Tuesday night, Charles Boayue, clergy delegate from Detroit, asked for reconsideration by the plenary session, and got it. Grant Hagiya, a district superintendent in Los Angeles, told the plenary session that the first generation of Pacific Islanders are from a Wesleyan tradition and have their culture largely settled around church. They are finding that their children are moving away from church. "There is tension in families over that." The study is to explore how to reverse the trend, he said.


A new motion was to refer the study to the secretaries of the General Agencies. Kelvin Sauls, a clergy reserve delegate with the California-Nevada Annual Conference, had persuaded them to accept the job of working with the Pacific Islanders to find the money within their existing budgets – which the Rev. Karen Greenwaldt of the Board of Discipleship confirmed on the plenary floor. The motion passed 95 to 5 percent.


Despite that turnaround, several people came to the arena microphones at various times to say that the UMC's number of studies is getting out of hand. Some noted how many $10 bed nets to fight malaria could be purchased with all the study money. Young delegates vowed to find ways, if they are delegates again, to get ministry started immediately rather than have it go first to "studies."


Church and Society Dodges a Bullet

General Conference tabled, 82 to 18 percent, a petition to have the General Board of Church and Society reviewed by the General Council on Finance and Administration for alleged misuse of funds. A petition by Bill Howie of North Carolina contended that GBCS has for 40 years spent an endowment given by the former Board of Temperance for sundry uses other than temperance.

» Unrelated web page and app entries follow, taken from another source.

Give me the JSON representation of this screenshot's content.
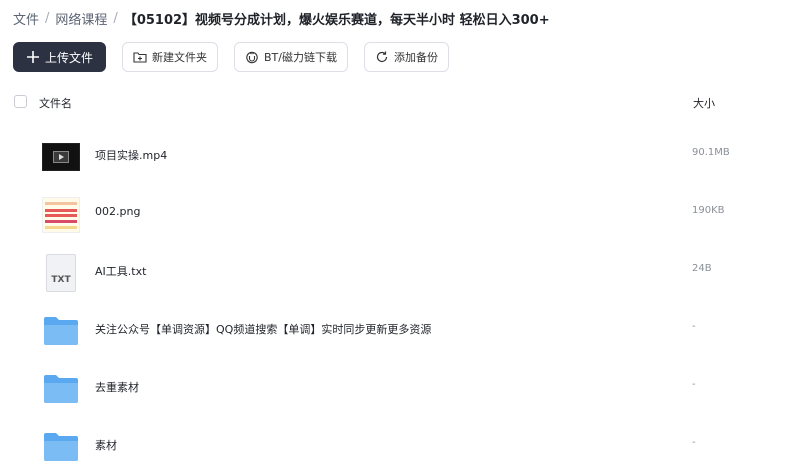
{
  "breadcrumb": {
    "items": [
      "文件",
      "网络课程"
    ],
    "current": "【05102】视频号分成计划，爆火娱乐赛道，每天半小时 轻松日入300+"
  },
  "toolbar": {
    "upload": "上传文件",
    "new_folder": "新建文件夹",
    "bt": "BT/磁力链下载",
    "backup": "添加备份"
  },
  "list": {
    "header_name": "文件名",
    "header_size": "大小",
    "files": [
      {
        "name": "项目实操.mp4",
        "size": "90.1MB",
        "icon": "video-thumbnail"
      },
      {
        "name": "002.png",
        "size": "190KB",
        "icon": "image-thumbnail"
      },
      {
        "name": "AI工具.txt",
        "size": "24B",
        "icon": "txt-file-icon",
        "icon_label": "TXT"
      },
      {
        "name": "关注公众号【单调资源】QQ频道搜索【单调】实时同步更新更多资源",
        "size": "-",
        "icon": "folder-icon"
      },
      {
        "name": "去重素材",
        "size": "-",
        "icon": "folder-icon"
      },
      {
        "name": "素材",
        "size": "-",
        "icon": "folder-icon"
      }
    ]
  },
  "colors": {
    "primary_button": "#2c3242",
    "folder": "#5aa8f0",
    "size_text": "#8a8f99"
  }
}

Bishop James E. Swanson of the Holston (East Tennessee) Conference said GBCS itself brought the issue to court in the District of Columbia to settle the matter, and the trial is scheduled for May 16. GBCS secretary Jim Winkler – who will honor Bishop Shamana on her retirement at the California-Nevada Annual Conference in June – told the Western Jurisdiction meeting Tuesday morning that passage of the petition could have resulted in "a series of actions more sweeping than the court's." He said GBCS's legal discovery showed that the Institute for Religion and Democracy was behind the action.